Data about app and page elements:
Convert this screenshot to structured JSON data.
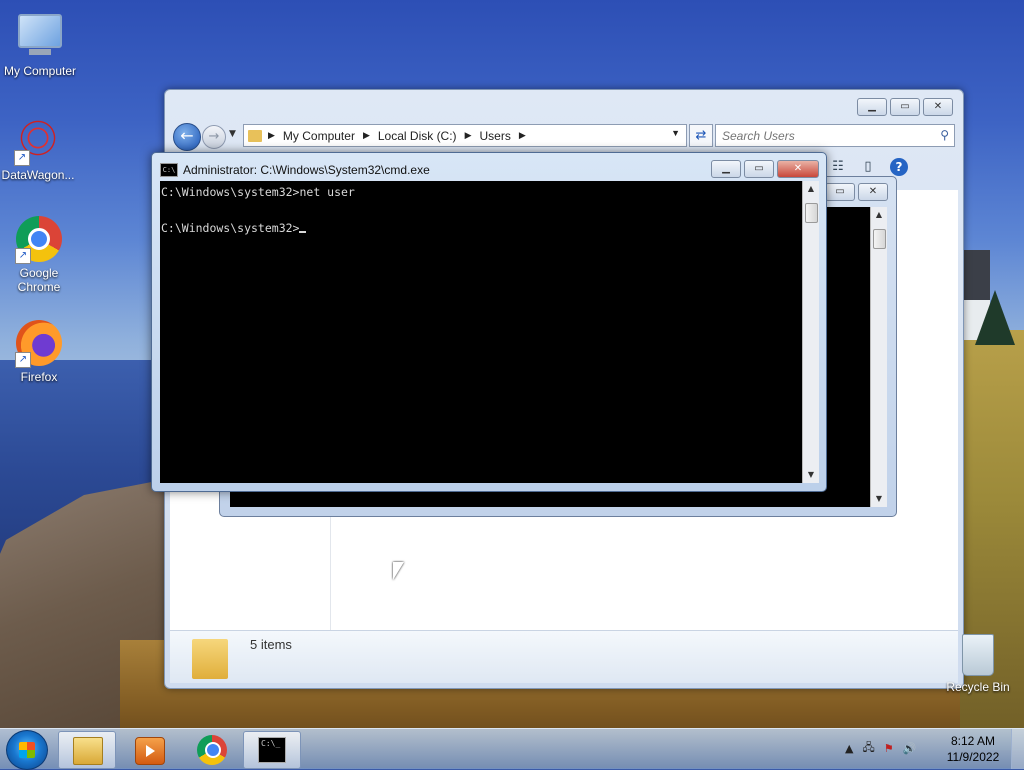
{
  "desktop": {
    "icons": [
      {
        "label": "My Computer"
      },
      {
        "label": "DataWagon..."
      },
      {
        "label": "Google Chrome"
      },
      {
        "label": "Firefox"
      },
      {
        "label": "Recycle Bin"
      }
    ]
  },
  "explorer": {
    "breadcrumb": [
      "My Computer",
      "Local Disk (C:)",
      "Users"
    ],
    "search_placeholder": "Search Users",
    "status": "5 items"
  },
  "cmd": {
    "title": "Administrator: C:\\Windows\\System32\\cmd.exe",
    "lines": [
      "C:\\Windows\\system32>net user",
      "",
      "C:\\Windows\\system32>"
    ]
  },
  "taskbar": {
    "clock_time": "8:12 AM",
    "clock_date": "11/9/2022"
  },
  "icons": {
    "start": "windows-flag-icon",
    "tray": [
      "show-hidden-icons",
      "network-icon",
      "action-center-flag-icon",
      "volume-icon"
    ]
  },
  "colors": {
    "console_bg": "#000000",
    "console_fg": "#d8d8d8",
    "close_button": "#c8473a"
  }
}
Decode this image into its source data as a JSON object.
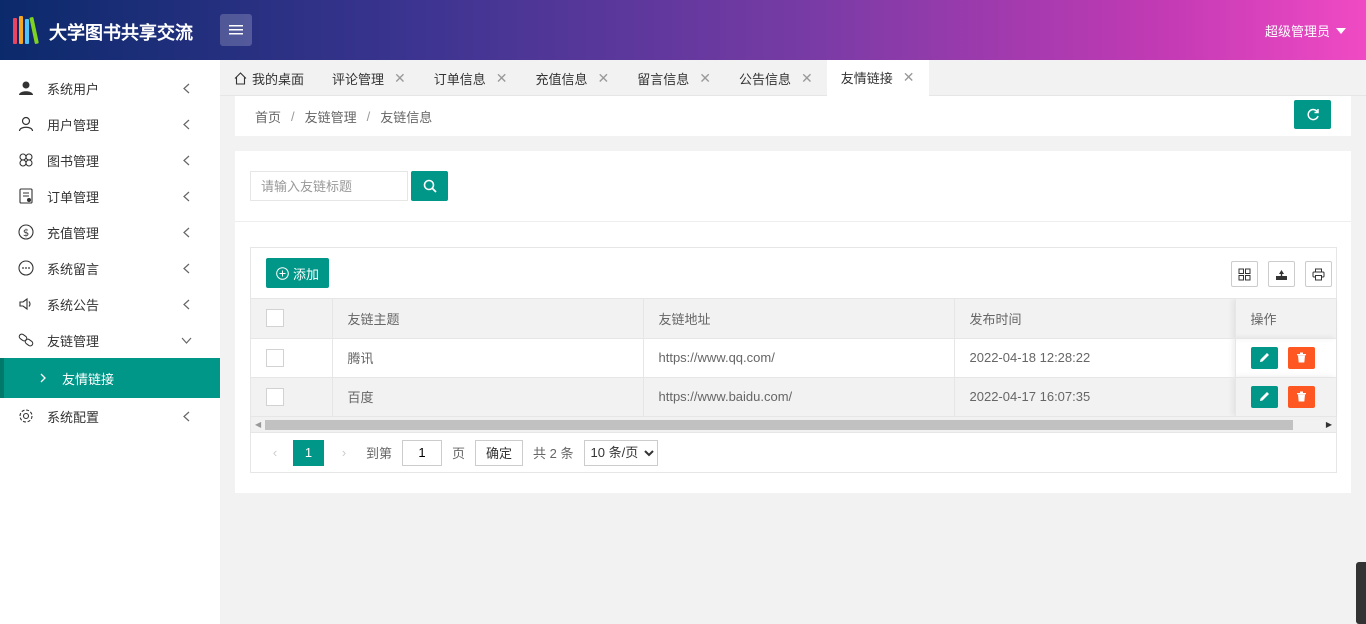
{
  "header": {
    "app_title": "大学图书共享交流",
    "user_label": "超级管理员"
  },
  "sidebar": {
    "items": [
      {
        "label": "系统用户",
        "icon": "user-solid-icon"
      },
      {
        "label": "用户管理",
        "icon": "user-outline-icon"
      },
      {
        "label": "图书管理",
        "icon": "clover-icon"
      },
      {
        "label": "订单管理",
        "icon": "receipt-icon"
      },
      {
        "label": "充值管理",
        "icon": "dollar-icon"
      },
      {
        "label": "系统留言",
        "icon": "chat-dots-icon"
      },
      {
        "label": "系统公告",
        "icon": "speaker-icon"
      },
      {
        "label": "友链管理",
        "icon": "link-icon"
      },
      {
        "label": "系统配置",
        "icon": "gear-icon"
      }
    ],
    "active_sub_item": "友情链接"
  },
  "tabs": [
    {
      "label": "我的桌面",
      "closable": false
    },
    {
      "label": "评论管理",
      "closable": true
    },
    {
      "label": "订单信息",
      "closable": true
    },
    {
      "label": "充值信息",
      "closable": true
    },
    {
      "label": "留言信息",
      "closable": true
    },
    {
      "label": "公告信息",
      "closable": true
    },
    {
      "label": "友情链接",
      "closable": true,
      "active": true
    }
  ],
  "breadcrumb": {
    "home": "首页",
    "section": "友链管理",
    "current": "友链信息",
    "separator": "/"
  },
  "search": {
    "placeholder": "请输入友链标题",
    "value": ""
  },
  "toolbar": {
    "add_label": "添加"
  },
  "table": {
    "columns": [
      "友链主题",
      "友链地址",
      "发布时间",
      "操作"
    ],
    "rows": [
      {
        "title": "腾讯",
        "url": "https://www.qq.com/",
        "time": "2022-04-18 12:28:22"
      },
      {
        "title": "百度",
        "url": "https://www.baidu.com/",
        "time": "2022-04-17 16:07:35"
      }
    ]
  },
  "pager": {
    "current_page": "1",
    "goto_label": "到第",
    "goto_value": "1",
    "page_unit": "页",
    "confirm_label": "确定",
    "total_label": "共 2 条",
    "page_size": "10 条/页"
  },
  "colors": {
    "primary": "#009688",
    "danger": "#ff5722"
  }
}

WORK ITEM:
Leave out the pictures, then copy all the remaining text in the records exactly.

EXERCISE RESULT:
Convert this screenshot to structured JSON data.
{
  "desktop": {
    "icons": [
      {
        "label": "My Computer"
      },
      {
        "label": "DataWagon..."
      },
      {
        "label": "Google Chrome"
      },
      {
        "label": "Firefox"
      },
      {
        "label": "Recycle Bin"
      }
    ]
  },
  "explorer": {
    "breadcrumb": [
      "My Computer",
      "Local Disk (C:)",
      "Users"
    ],
    "search_placeholder": "Search Users",
    "status": "5 items"
  },
  "cmd": {
    "title": "Administrator: C:\\Windows\\System32\\cmd.exe",
    "lines": [
      "C:\\Windows\\system32>net user",
      "",
      "C:\\Windows\\system32>"
    ]
  },
  "taskbar": {
    "clock_time": "8:12 AM",
    "clock_date": "11/9/2022"
  },
  "icons": {
    "start": "windows-flag-icon",
    "tray": [
      "show-hidden-icons",
      "network-icon",
      "action-center-flag-icon",
      "volume-icon"
    ]
  },
  "colors": {
    "console_bg": "#000000",
    "console_fg": "#d8d8d8",
    "close_button": "#c8473a"
  }
}
Decode this image into its source data as a JSON object.
{
  "header": {
    "app_title": "大学图书共享交流",
    "user_label": "超级管理员"
  },
  "sidebar": {
    "items": [
      {
        "label": "系统用户",
        "icon": "user-solid-icon"
      },
      {
        "label": "用户管理",
        "icon": "user-outline-icon"
      },
      {
        "label": "图书管理",
        "icon": "clover-icon"
      },
      {
        "label": "订单管理",
        "icon": "receipt-icon"
      },
      {
        "label": "充值管理",
        "icon": "dollar-icon"
      },
      {
        "label": "系统留言",
        "icon": "chat-dots-icon"
      },
      {
        "label": "系统公告",
        "icon": "speaker-icon"
      },
      {
        "label": "友链管理",
        "icon": "link-icon"
      },
      {
        "label": "系统配置",
        "icon": "gear-icon"
      }
    ],
    "active_sub_item": "友情链接"
  },
  "tabs": [
    {
      "label": "我的桌面",
      "closable": false
    },
    {
      "label": "评论管理",
      "closable": true
    },
    {
      "label": "订单信息",
      "closable": true
    },
    {
      "label": "充值信息",
      "closable": true
    },
    {
      "label": "留言信息",
      "closable": true
    },
    {
      "label": "公告信息",
      "closable": true
    },
    {
      "label": "友情链接",
      "closable": true,
      "active": true
    }
  ],
  "breadcrumb": {
    "home": "首页",
    "section": "友链管理",
    "current": "友链信息",
    "separator": "/"
  },
  "search": {
    "placeholder": "请输入友链标题",
    "value": ""
  },
  "toolbar": {
    "add_label": "添加"
  },
  "table": {
    "columns": [
      "友链主题",
      "友链地址",
      "发布时间",
      "操作"
    ],
    "rows": [
      {
        "title": "腾讯",
        "url": "https://www.qq.com/",
        "time": "2022-04-18 12:28:22"
      },
      {
        "title": "百度",
        "url": "https://www.baidu.com/",
        "time": "2022-04-17 16:07:35"
      }
    ]
  },
  "pager": {
    "current_page": "1",
    "goto_label": "到第",
    "goto_value": "1",
    "page_unit": "页",
    "confirm_label": "确定",
    "total_label": "共 2 条",
    "page_size": "10 条/页"
  },
  "colors": {
    "primary": "#009688",
    "danger": "#ff5722"
  }
}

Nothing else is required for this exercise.